Most Common Food and Nutrition Myths During Breastfeeding

    breastfeeding By: Rachel Neifeld, RD, CDN
     
    Myth: Alcohol is still off-limits.
    Fact: New moms have the go-ahead to pop the cork off that celebratory champagne once the baby is born. The key to drinking alcohol during breastfeeding is to control portion size and have the correct timing. Waiting two hours to breastfeed after having a serving of the alcohol will essentially prevent its transfer into breast milk. This is the amount of time it takes for the body to metabolize and excrete alcohol so that none passes to the baby.

    As it is necessary to feed frequently- every three hours- in the beginning stages of breastfeeding, if a woman would like to consume an alcoholic beverage it’s a good idea to consume it directing after a breastfeeding session. This will ensure that a full two hours has passed before the baby needs to be fed again.

    One serving of alcohol is equal to one 12 ounce beer, a 5 ounce glass of wine, or 1.5 ounces of liquor. 

    Myth: I should return to eating the same amount of food as before I was pregnant so I can lose the baby weight.
    Fact: False! Breastfeeding women should actually be consuming slightly more calories than when pregnant. The amount of energy needed to support lactation is equal to about 500 calories a day (versus the 200-300 extra calories needed during pregnancy) so the baby weight will still come off even when these extra “breastfeeding” calories are consumed. Try to consume an extra two healthy snacks a day each containing about 250 calories. Keep these easy-to-eat foods within reach of where you’ll be breastfeeding. Examples of healthy snacks include trail mix, bananas, nuts, yogurt, string cheese, and crackers.

    Fact: I should stay away from nuts, as they may lead to an allergy
    Myth: When it comes to potential food allergens, there is no reason to avoid specific foods unless the mother herself has an intolerance or allergy to the food or if there is a strong family history of a food allergy. The latest research shows that it is actually beneficial to expose the baby to nuts during pregnancy and breastfeeding. If a baby is exposed early on when his or her immune system is developing, the food will be recognized as “safe” for the body and will therefore not be attacked in the form of an allergic reaction when the child is exposed to peanuts or tree nuts later in life.

    Myth: I still need to avoid sushi and unpasteurized dairy.
    Fact: The cravings for spicy salmon rolls and Nova Scotia lox become intensified for many women as they near their due dates, so it comes as a relief when raw fish and unpasteurized dairy products are safe to consume during breastfeeding. During pregnancy, the immune system is weakened and women are at higher risk of food-borne illnesses including listeria and salmonellosis. This is no longer the case during breastfeeding, though it is important to continue to limit mercury intake from larger fish such as tilefish, king mackerel, shark, and white albacore tuna. If high mercury fish are consumed, limit intake to no more than one serving per week.

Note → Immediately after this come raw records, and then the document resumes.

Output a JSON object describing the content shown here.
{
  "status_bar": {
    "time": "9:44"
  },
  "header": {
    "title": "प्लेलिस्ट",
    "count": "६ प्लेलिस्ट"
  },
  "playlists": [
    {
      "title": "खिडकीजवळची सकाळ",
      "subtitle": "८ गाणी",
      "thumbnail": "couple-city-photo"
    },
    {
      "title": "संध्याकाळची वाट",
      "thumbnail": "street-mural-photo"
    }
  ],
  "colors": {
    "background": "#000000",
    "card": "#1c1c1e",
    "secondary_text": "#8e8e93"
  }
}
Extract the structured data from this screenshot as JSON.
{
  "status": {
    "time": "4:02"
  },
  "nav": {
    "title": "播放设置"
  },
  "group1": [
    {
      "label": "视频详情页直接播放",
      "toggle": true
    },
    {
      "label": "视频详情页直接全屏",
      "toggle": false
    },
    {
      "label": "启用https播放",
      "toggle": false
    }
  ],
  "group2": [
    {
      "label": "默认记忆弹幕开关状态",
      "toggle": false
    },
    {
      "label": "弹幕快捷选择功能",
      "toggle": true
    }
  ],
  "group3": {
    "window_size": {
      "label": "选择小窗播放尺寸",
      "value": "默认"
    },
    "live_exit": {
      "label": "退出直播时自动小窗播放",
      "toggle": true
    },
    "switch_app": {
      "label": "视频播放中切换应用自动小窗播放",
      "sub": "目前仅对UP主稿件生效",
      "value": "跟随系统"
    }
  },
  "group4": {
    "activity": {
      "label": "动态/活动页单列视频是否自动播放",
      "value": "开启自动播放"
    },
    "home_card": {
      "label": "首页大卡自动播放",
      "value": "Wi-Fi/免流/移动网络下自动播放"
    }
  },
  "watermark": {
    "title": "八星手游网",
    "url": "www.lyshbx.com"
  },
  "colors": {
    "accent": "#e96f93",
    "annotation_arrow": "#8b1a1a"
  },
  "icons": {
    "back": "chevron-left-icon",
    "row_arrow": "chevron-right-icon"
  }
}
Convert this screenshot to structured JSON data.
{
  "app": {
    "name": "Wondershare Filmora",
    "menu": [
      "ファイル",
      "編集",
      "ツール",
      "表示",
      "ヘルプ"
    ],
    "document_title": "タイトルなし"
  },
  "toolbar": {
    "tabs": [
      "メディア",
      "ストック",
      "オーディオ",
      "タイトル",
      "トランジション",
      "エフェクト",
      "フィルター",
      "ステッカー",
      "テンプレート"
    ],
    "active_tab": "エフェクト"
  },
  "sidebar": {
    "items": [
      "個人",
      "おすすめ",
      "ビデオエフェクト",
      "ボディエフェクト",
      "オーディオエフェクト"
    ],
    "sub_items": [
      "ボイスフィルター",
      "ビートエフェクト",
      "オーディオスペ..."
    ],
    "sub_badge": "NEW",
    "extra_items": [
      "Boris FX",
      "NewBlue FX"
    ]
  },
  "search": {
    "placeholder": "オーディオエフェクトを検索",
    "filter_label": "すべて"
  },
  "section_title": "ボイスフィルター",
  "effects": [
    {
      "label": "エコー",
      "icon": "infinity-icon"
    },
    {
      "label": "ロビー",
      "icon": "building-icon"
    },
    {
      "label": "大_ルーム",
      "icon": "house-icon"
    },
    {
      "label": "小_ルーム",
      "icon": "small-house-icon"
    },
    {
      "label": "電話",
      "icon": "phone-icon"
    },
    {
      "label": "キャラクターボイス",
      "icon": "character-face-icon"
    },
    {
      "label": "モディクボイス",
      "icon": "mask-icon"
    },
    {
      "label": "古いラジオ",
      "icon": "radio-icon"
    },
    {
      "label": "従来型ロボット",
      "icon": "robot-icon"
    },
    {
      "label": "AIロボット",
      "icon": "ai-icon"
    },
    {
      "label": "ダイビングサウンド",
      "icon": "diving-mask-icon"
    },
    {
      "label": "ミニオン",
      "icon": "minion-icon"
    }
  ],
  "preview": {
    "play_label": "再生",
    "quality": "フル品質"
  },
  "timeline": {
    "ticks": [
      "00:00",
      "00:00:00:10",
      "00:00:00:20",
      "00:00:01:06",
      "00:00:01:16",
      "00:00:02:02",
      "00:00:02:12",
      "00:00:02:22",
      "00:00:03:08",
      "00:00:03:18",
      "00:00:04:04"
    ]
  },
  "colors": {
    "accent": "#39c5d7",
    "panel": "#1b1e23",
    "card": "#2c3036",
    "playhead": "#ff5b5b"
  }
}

    Myth: I should still limit coffee to more than one cup a day.
    Fact: Coffee-lovers rejoice! That morning cup of java is now welcome back into a breastfeeding woman’s daily routine. If fact, a few cups of coffee can be safely consumed each day as long as other sources of caffeine such as those found in tea, chocolate, soda, yogurt, and ice cream are being monitored as well. The key is moderation, so if a “tall” Starbucks coffee, which has 375 mg of caffeine, is consumed it may be a good idea to swap coffee ice cream for another flavor at dessert, or make that afternoon cup of tea decaf. Similar to alcohol, it may be a good idea to consume caffeine directly after a breastfeeding session so that two full hours can pass before breastfeeding again, thus decreasing the chance that some of the substance will pass through breast milk.